[Start of Attachment]

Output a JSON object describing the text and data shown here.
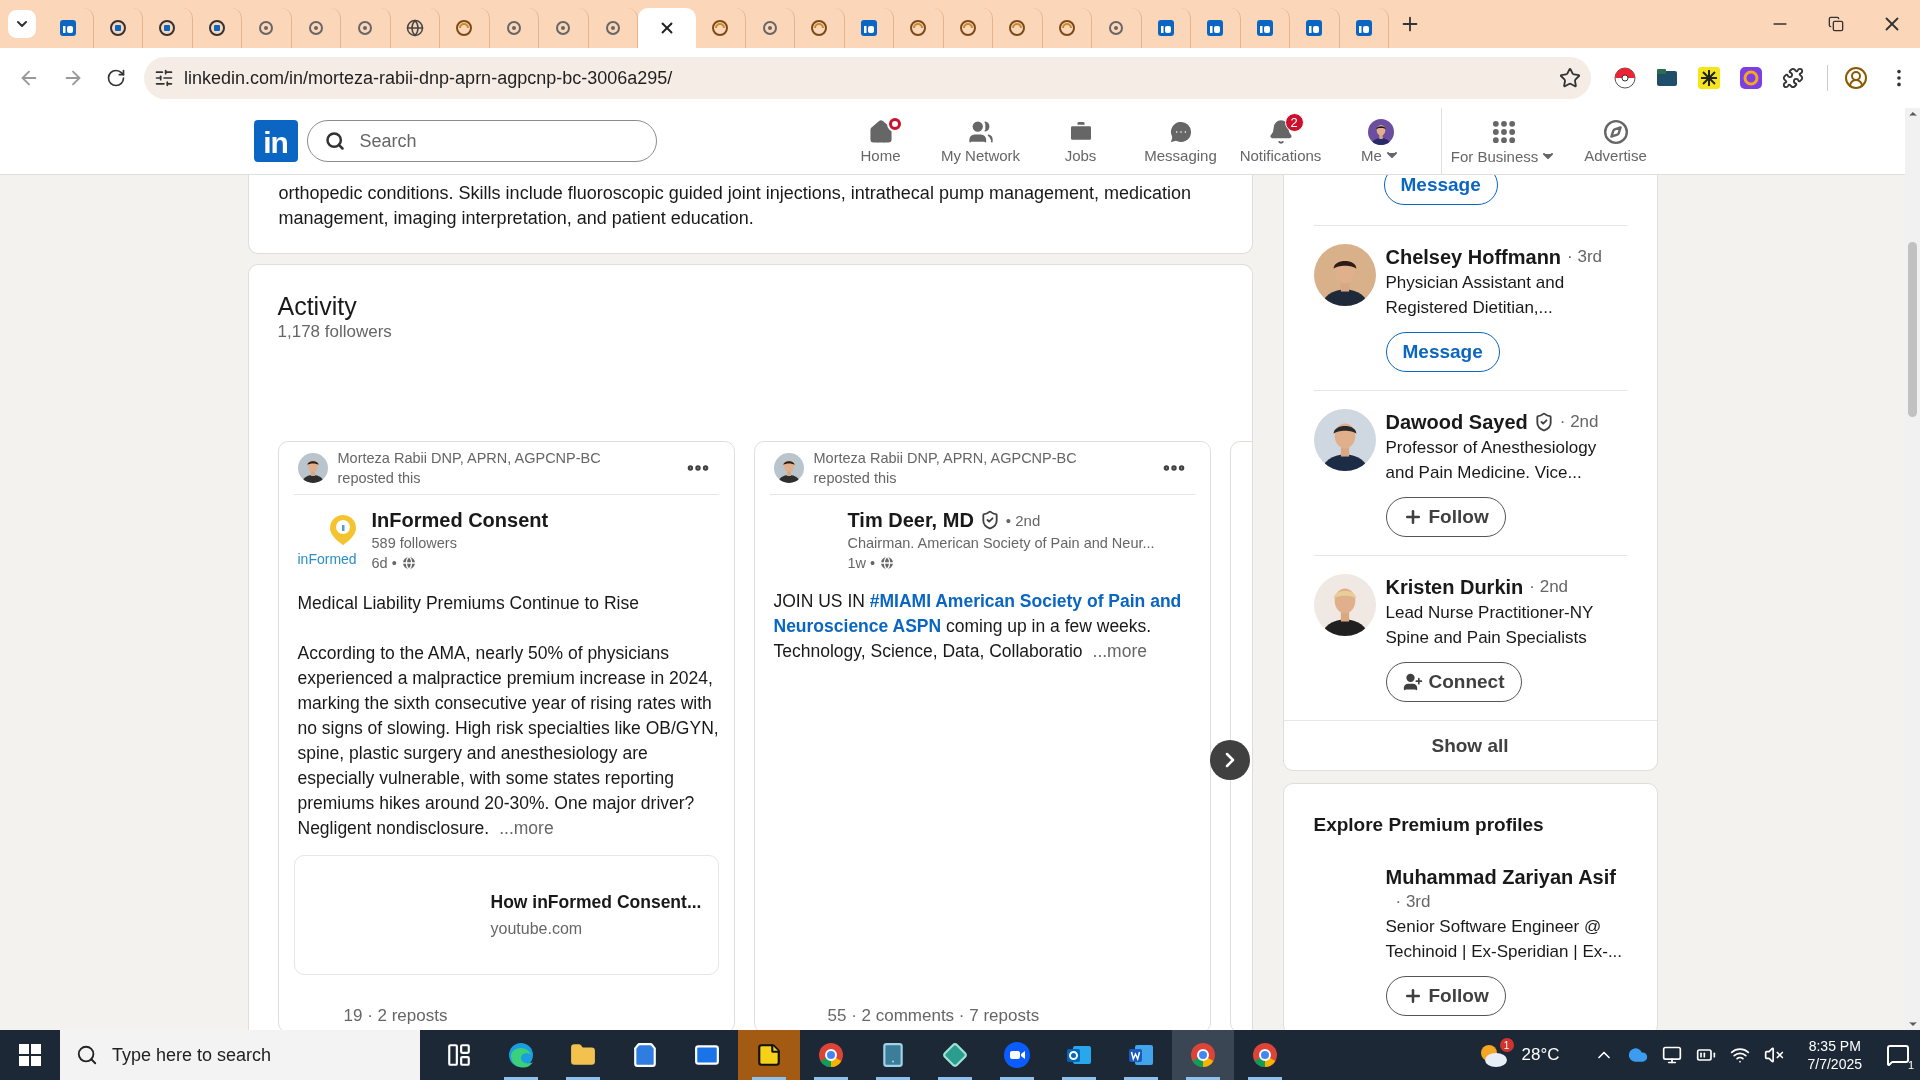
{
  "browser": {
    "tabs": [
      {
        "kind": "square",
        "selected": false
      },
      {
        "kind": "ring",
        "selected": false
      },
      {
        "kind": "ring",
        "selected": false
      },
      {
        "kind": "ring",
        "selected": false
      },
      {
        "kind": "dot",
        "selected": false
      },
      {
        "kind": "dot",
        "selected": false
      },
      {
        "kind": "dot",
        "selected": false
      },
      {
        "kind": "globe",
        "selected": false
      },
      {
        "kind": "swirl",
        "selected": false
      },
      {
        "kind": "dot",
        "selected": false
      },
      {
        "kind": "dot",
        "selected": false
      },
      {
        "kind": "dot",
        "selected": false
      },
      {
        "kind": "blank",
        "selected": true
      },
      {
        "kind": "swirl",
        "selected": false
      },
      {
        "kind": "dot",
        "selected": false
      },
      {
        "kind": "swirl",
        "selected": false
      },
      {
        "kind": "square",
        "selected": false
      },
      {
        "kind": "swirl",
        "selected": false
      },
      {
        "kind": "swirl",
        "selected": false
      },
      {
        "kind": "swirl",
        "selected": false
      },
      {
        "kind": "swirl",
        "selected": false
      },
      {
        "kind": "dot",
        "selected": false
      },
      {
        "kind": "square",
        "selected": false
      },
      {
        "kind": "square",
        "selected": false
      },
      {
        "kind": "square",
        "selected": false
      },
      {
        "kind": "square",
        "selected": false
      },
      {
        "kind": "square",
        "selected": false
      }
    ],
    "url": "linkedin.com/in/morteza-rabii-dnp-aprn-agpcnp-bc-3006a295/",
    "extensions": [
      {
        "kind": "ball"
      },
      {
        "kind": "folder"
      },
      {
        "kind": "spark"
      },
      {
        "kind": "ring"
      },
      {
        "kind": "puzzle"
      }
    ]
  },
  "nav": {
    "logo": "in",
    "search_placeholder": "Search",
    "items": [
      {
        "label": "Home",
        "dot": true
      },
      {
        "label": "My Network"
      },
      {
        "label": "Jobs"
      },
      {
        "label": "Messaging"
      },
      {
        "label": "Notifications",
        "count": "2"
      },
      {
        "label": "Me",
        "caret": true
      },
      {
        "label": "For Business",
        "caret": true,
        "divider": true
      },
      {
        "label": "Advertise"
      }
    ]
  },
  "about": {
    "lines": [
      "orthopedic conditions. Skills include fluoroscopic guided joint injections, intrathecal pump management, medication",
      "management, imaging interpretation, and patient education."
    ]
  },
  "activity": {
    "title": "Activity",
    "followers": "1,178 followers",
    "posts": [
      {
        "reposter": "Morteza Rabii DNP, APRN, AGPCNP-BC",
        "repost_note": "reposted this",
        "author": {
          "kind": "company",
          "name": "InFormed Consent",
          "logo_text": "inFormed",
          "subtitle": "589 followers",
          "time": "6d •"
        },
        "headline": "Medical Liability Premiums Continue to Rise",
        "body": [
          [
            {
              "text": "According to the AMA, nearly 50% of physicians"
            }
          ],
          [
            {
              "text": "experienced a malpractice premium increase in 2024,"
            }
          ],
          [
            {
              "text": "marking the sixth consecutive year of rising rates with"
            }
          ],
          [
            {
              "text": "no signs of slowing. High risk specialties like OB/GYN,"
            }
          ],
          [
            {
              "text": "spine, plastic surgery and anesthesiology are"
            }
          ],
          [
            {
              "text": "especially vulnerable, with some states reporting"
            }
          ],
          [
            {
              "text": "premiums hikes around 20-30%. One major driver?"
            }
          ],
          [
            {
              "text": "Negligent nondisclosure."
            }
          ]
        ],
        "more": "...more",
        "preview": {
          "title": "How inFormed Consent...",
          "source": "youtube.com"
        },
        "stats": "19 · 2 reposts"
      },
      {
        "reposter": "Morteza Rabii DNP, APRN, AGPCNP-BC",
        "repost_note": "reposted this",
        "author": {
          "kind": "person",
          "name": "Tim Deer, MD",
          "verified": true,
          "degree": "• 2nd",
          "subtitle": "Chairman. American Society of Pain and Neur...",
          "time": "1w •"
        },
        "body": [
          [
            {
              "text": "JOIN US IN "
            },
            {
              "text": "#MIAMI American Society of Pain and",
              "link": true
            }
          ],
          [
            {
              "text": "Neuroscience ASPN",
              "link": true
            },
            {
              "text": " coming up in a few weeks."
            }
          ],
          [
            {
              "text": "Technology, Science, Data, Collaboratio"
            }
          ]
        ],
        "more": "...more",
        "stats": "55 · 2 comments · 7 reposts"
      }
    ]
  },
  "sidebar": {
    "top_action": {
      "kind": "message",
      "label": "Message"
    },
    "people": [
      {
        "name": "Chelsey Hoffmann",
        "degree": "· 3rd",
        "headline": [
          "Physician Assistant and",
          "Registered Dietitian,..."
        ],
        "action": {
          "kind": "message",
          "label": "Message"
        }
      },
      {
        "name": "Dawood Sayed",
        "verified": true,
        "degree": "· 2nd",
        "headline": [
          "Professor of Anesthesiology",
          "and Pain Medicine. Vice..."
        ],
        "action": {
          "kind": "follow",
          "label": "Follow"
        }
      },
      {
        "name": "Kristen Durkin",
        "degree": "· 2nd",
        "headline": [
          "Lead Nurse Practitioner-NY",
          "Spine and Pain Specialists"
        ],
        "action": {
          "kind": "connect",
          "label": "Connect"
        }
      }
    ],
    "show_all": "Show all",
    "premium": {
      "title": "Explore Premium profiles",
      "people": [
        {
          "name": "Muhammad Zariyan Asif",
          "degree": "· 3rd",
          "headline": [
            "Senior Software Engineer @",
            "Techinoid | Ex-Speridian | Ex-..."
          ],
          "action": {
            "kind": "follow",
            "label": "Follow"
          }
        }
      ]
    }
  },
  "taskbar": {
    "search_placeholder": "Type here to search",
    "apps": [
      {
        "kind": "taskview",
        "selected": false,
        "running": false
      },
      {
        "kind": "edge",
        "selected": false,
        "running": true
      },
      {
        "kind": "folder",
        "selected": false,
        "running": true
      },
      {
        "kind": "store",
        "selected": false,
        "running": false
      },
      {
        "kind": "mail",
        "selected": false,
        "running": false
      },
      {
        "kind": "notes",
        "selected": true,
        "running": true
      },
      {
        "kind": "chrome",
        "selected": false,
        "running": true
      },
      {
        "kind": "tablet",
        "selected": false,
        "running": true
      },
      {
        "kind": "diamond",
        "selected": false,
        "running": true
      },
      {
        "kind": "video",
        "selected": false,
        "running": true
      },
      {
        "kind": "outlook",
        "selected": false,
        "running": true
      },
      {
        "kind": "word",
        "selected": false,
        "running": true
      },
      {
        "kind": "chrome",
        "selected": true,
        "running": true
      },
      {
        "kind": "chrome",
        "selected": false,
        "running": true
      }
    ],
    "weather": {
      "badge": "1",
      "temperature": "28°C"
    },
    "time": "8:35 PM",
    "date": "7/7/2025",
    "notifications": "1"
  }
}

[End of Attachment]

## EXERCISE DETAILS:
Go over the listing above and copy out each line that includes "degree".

## YOUR RESPONSE:
          "degree": "• 2nd",
        "degree": "· 3rd",
        "degree": "· 2nd",
        "degree": "· 2nd",
          "degree": "· 3rd",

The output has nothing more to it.